Your objective:
Repeat all of the data precisely.

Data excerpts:

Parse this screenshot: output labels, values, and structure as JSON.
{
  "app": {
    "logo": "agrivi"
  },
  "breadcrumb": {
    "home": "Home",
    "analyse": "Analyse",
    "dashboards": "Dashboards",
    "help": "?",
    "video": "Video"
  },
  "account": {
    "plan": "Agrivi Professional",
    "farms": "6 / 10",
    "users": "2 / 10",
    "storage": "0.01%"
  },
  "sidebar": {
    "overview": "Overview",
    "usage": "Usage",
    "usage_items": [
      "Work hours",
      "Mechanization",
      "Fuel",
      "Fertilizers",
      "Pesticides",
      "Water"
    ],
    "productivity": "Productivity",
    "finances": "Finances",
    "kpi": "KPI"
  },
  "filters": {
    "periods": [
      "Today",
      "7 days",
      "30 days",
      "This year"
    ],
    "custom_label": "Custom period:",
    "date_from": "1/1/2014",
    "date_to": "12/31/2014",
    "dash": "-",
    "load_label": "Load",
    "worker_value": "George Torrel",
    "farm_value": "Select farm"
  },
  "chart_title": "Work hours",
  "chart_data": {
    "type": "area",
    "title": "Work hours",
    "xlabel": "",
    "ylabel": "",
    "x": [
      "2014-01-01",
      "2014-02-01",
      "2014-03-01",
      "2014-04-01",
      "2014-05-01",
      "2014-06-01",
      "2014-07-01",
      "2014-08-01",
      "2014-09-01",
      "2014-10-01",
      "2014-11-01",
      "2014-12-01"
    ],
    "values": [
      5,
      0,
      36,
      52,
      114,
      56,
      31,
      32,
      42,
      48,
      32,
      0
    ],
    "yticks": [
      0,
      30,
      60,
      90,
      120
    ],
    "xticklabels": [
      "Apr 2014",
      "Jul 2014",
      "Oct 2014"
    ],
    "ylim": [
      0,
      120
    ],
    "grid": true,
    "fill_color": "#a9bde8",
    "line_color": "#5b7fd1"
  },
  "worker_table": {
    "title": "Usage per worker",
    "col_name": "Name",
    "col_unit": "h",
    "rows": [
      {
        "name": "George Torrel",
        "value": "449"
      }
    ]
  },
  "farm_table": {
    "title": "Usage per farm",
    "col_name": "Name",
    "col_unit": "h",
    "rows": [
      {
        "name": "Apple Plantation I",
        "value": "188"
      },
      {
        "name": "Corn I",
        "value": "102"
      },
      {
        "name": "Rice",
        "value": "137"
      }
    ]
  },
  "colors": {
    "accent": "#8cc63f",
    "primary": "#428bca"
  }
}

Written response:
Parse this screenshot: output labels, values, and structure as JSON.
{
  "app": {
    "logo": "agrivi"
  },
  "breadcrumb": {
    "home": "Home",
    "analyse": "Analyse",
    "dashboards": "Dashboards",
    "help": "?",
    "video": "Video"
  },
  "account": {
    "plan": "Agrivi Professional",
    "farms": "6 / 10",
    "users": "2 / 10",
    "storage": "0.01%"
  },
  "sidebar": {
    "overview": "Overview",
    "usage": "Usage",
    "usage_items": [
      "Work hours",
      "Mechanization",
      "Fuel",
      "Fertilizers",
      "Pesticides",
      "Water"
    ],
    "productivity": "Productivity",
    "finances": "Finances",
    "kpi": "KPI"
  },
  "filters": {
    "periods": [
      "Today",
      "7 days",
      "30 days",
      "This year"
    ],
    "custom_label": "Custom period:",
    "date_from": "1/1/2014",
    "date_to": "12/31/2014",
    "dash": "-",
    "load_label": "Load",
    "worker_value": "George Torrel",
    "farm_value": "Select farm"
  },
  "chart_title": "Work hours",
  "chart_data": {
    "type": "area",
    "title": "Work hours",
    "xlabel": "",
    "ylabel": "",
    "x": [
      "2014-01-01",
      "2014-02-01",
      "2014-03-01",
      "2014-04-01",
      "2014-05-01",
      "2014-06-01",
      "2014-07-01",
      "2014-08-01",
      "2014-09-01",
      "2014-10-01",
      "2014-11-01",
      "2014-12-01"
    ],
    "values": [
      5,
      0,
      36,
      52,
      114,
      56,
      31,
      32,
      42,
      48,
      32,
      0
    ],
    "yticks": [
      0,
      30,
      60,
      90,
      120
    ],
    "xticklabels": [
      "Apr 2014",
      "Jul 2014",
      "Oct 2014"
    ],
    "ylim": [
      0,
      120
    ],
    "grid": true,
    "fill_color": "#a9bde8",
    "line_color": "#5b7fd1"
  },
  "worker_table": {
    "title": "Usage per worker",
    "col_name": "Name",
    "col_unit": "h",
    "rows": [
      {
        "name": "George Torrel",
        "value": "449"
      }
    ]
  },
  "farm_table": {
    "title": "Usage per farm",
    "col_name": "Name",
    "col_unit": "h",
    "rows": [
      {
        "name": "Apple Plantation I",
        "value": "188"
      },
      {
        "name": "Corn I",
        "value": "102"
      },
      {
        "name": "Rice",
        "value": "137"
      }
    ]
  },
  "colors": {
    "accent": "#8cc63f",
    "primary": "#428bca"
  }
}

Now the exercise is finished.